My fascination with military stuff probably started when I was about nine or ten. My mom was a WWII Spar (the Coast Guard’s version of the Waves). She had a 1944 copy of Bluejackets' Manual, the Navy’s training manual that she’d been given at boot camp, which was in Florida, a long way from the farm in central Missouri. I read that whole thing, all 500+ pages of it. Granted, my little boy brain probably didn’t really understand all of it, but I clearly recall doing something interesting with my new found knowledge.
I wanted to start some sort of club, I have no idea what kind now, and wanted something to identify us in a hierarchy (although I doubt I knew that word then). I had a six-pointed sheriff’s star (maybe it came with a six-gun and holster outfit I had?). I got some stiff card paper, maybe the thickness of two index cards, and traced the star shape on the paper, about eight stars to a sheet.
Next, in pencil, I painstakingly labeled each star with a Navy officer’s rank from Ensign to Admiral. Finally, I cut those things out, which must have been exhausting with those goofy “safe” round-tipped kids’ scissors. It makes my hand hurt to just think about it.

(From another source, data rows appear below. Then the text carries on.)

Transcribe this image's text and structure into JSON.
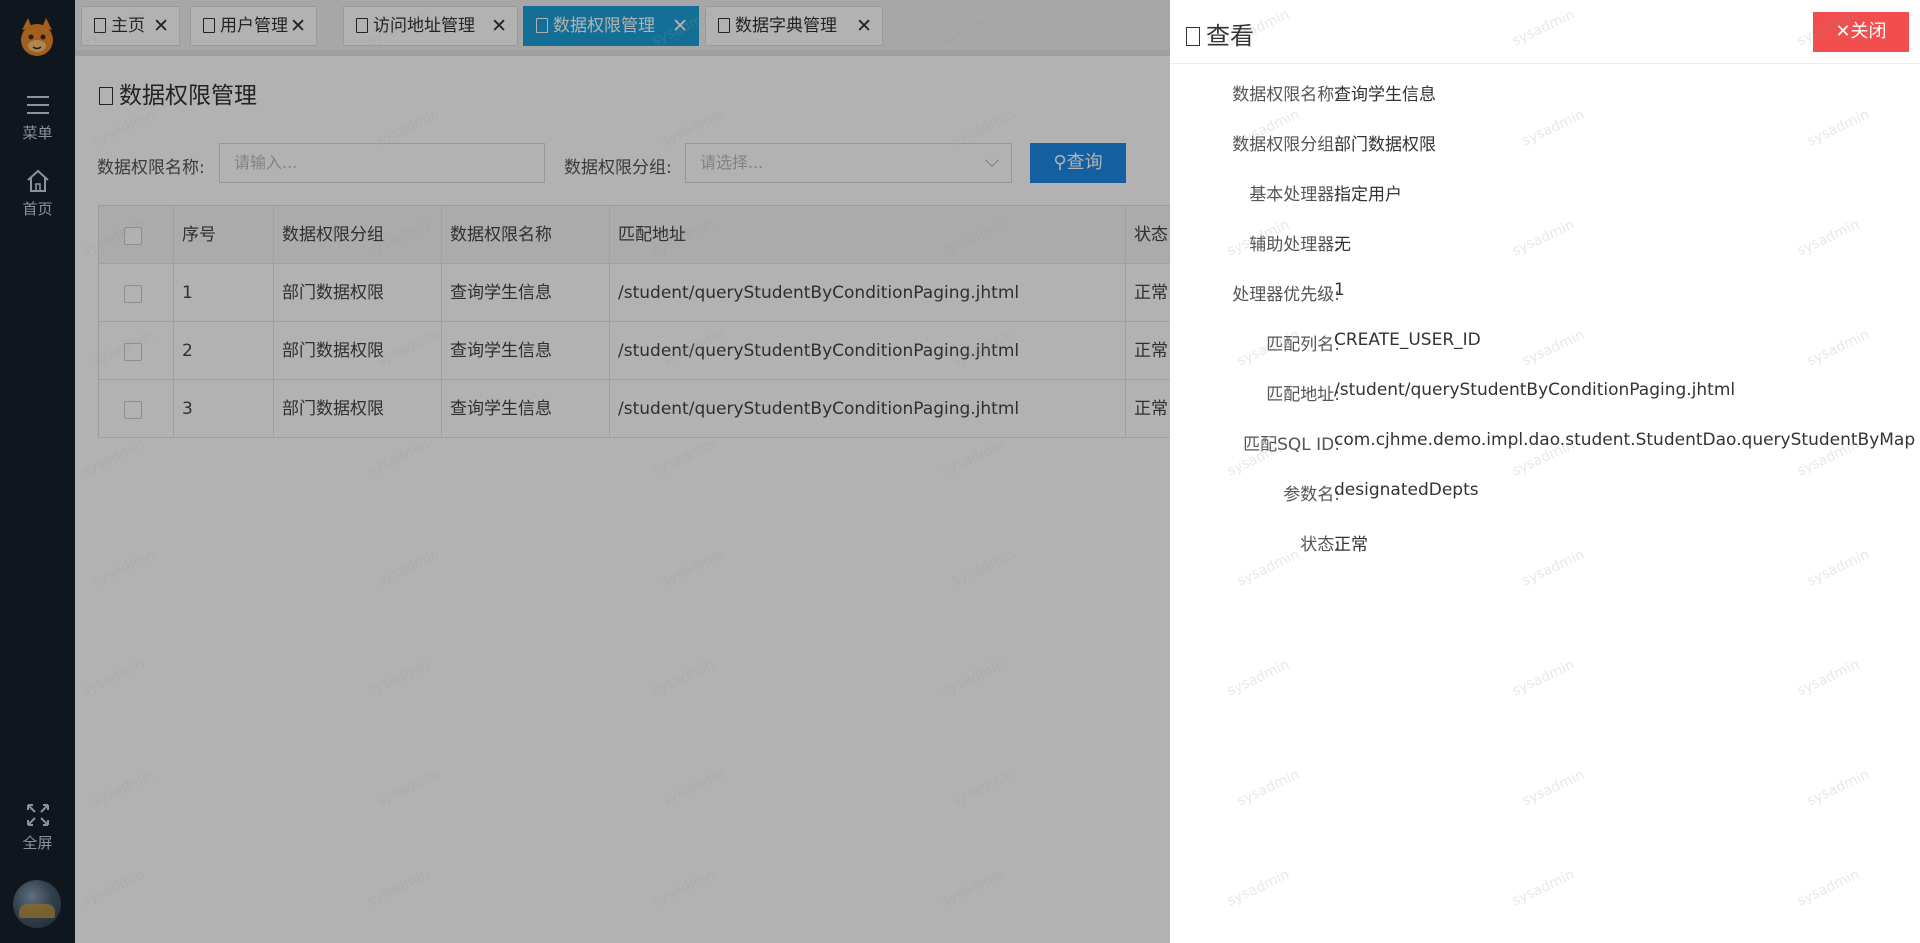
{
  "sidebar": {
    "menu_label": "菜单",
    "home_label": "首页",
    "fullscreen_label": "全屏"
  },
  "tabs": [
    {
      "label": "主页"
    },
    {
      "label": "用户管理"
    },
    {
      "label": "访问地址管理"
    },
    {
      "label": "数据权限管理"
    },
    {
      "label": "数据字典管理"
    }
  ],
  "page": {
    "title": "数据权限管理"
  },
  "filters": {
    "name_label": "数据权限名称:",
    "name_placeholder": "请输入...",
    "group_label": "数据权限分组:",
    "group_placeholder": "请选择...",
    "query_label": "查询"
  },
  "table": {
    "headers": [
      "序号",
      "数据权限分组",
      "数据权限名称",
      "匹配地址",
      "状态"
    ],
    "rows": [
      {
        "no": "1",
        "group": "部门数据权限",
        "name": "查询学生信息",
        "url": "/student/queryStudentByConditionPaging.jhtml",
        "status": "正常"
      },
      {
        "no": "2",
        "group": "部门数据权限",
        "name": "查询学生信息",
        "url": "/student/queryStudentByConditionPaging.jhtml",
        "status": "正常"
      },
      {
        "no": "3",
        "group": "部门数据权限",
        "name": "查询学生信息",
        "url": "/student/queryStudentByConditionPaging.jhtml",
        "status": "正常"
      }
    ]
  },
  "drawer": {
    "title": "查看",
    "close_label": "关闭",
    "fields": [
      {
        "label": "数据权限名称:",
        "value": "查询学生信息"
      },
      {
        "label": "数据权限分组:",
        "value": "部门数据权限"
      },
      {
        "label": "基本处理器:",
        "value": "指定用户"
      },
      {
        "label": "辅助处理器:",
        "value": "无"
      },
      {
        "label": "处理器优先级:",
        "value": "1"
      },
      {
        "label": "匹配列名:",
        "value": "CREATE_USER_ID"
      },
      {
        "label": "匹配地址:",
        "value": "/student/queryStudentByConditionPaging.jhtml"
      },
      {
        "label": "匹配SQL ID:",
        "value": "com.cjhme.demo.impl.dao.student.StudentDao.queryStudentByMap"
      },
      {
        "label": "参数名:",
        "value": "designatedDepts"
      },
      {
        "label": "状态:",
        "value": "正常"
      }
    ]
  },
  "watermark": "sysadmin",
  "colors": {
    "sidebar_bg": "#16202c",
    "active_tab": "#1e9fd8",
    "query_button": "#1e88e5",
    "close_button": "#f24e4e"
  }
}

Whether the club ever really got off the ground is hard to say. I think I was the only one interested in being an admiral. Sometimes, great kid ideas just die a natural death.
I signed that book at some point in the long-ago past and included our home address. My handwriting was a lot better then.
I still have that manual. It sits on the bookshelf with all of my WWII history books. Who knows, maybe I’ll start writing a series about the Navy in WWII.